ASSIGNMENT »
Only an exact copy of the listing below will do.

'''

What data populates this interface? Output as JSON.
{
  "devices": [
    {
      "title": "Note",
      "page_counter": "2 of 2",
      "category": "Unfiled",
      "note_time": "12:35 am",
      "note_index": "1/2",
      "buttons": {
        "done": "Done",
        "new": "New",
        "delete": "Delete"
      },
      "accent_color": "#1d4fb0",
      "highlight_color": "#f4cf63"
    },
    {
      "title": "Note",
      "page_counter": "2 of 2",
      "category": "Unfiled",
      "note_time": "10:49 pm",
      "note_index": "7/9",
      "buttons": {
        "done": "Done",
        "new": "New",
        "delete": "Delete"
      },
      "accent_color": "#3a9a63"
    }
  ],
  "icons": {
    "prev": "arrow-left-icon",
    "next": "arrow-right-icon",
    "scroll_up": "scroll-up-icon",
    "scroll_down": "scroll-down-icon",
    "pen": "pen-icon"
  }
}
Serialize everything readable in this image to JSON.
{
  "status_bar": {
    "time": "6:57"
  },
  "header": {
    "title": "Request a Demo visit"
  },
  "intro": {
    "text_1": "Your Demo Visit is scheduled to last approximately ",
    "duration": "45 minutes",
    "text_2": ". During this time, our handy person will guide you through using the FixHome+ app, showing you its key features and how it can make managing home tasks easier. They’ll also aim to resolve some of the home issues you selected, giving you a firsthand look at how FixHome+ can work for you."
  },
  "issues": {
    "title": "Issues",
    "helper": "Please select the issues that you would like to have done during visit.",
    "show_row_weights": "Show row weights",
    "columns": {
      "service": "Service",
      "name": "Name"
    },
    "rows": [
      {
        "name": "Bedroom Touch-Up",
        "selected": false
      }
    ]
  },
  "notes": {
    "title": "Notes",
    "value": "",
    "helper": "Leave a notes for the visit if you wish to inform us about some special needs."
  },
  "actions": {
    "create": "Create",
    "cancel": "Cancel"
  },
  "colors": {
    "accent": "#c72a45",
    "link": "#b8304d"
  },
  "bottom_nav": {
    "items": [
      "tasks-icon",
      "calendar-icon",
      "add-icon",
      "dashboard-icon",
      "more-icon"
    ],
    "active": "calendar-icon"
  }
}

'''

OUTPUT FOR THIS TASK »
What data populates this interface? Output as JSON.
{
  "devices": [
    {
      "title": "Note",
      "page_counter": "2 of 2",
      "category": "Unfiled",
      "note_time": "12:35 am",
      "note_index": "1/2",
      "buttons": {
        "done": "Done",
        "new": "New",
        "delete": "Delete"
      },
      "accent_color": "#1d4fb0",
      "highlight_color": "#f4cf63"
    },
    {
      "title": "Note",
      "page_counter": "2 of 2",
      "category": "Unfiled",
      "note_time": "10:49 pm",
      "note_index": "7/9",
      "buttons": {
        "done": "Done",
        "new": "New",
        "delete": "Delete"
      },
      "accent_color": "#3a9a63"
    }
  ],
  "icons": {
    "prev": "arrow-left-icon",
    "next": "arrow-right-icon",
    "scroll_up": "scroll-up-icon",
    "scroll_down": "scroll-down-icon",
    "pen": "pen-icon"
  }
}
Serialize everything readable in this image to JSON.
{
  "status_bar": {
    "time": "6:57"
  },
  "header": {
    "title": "Request a Demo visit"
  },
  "intro": {
    "text_1": "Your Demo Visit is scheduled to last approximately ",
    "duration": "45 minutes",
    "text_2": ". During this time, our handy person will guide you through using the FixHome+ app, showing you its key features and how it can make managing home tasks easier. They’ll also aim to resolve some of the home issues you selected, giving you a firsthand look at how FixHome+ can work for you."
  },
  "issues": {
    "title": "Issues",
    "helper": "Please select the issues that you would like to have done during visit.",
    "show_row_weights": "Show row weights",
    "columns": {
      "service": "Service",
      "name": "Name"
    },
    "rows": [
      {
        "name": "Bedroom Touch-Up",
        "selected": false
      }
    ]
  },
  "notes": {
    "title": "Notes",
    "value": "",
    "helper": "Leave a notes for the visit if you wish to inform us about some special needs."
  },
  "actions": {
    "create": "Create",
    "cancel": "Cancel"
  },
  "colors": {
    "accent": "#c72a45",
    "link": "#b8304d"
  },
  "bottom_nav": {
    "items": [
      "tasks-icon",
      "calendar-icon",
      "add-icon",
      "dashboard-icon",
      "more-icon"
    ],
    "active": "calendar-icon"
  }
}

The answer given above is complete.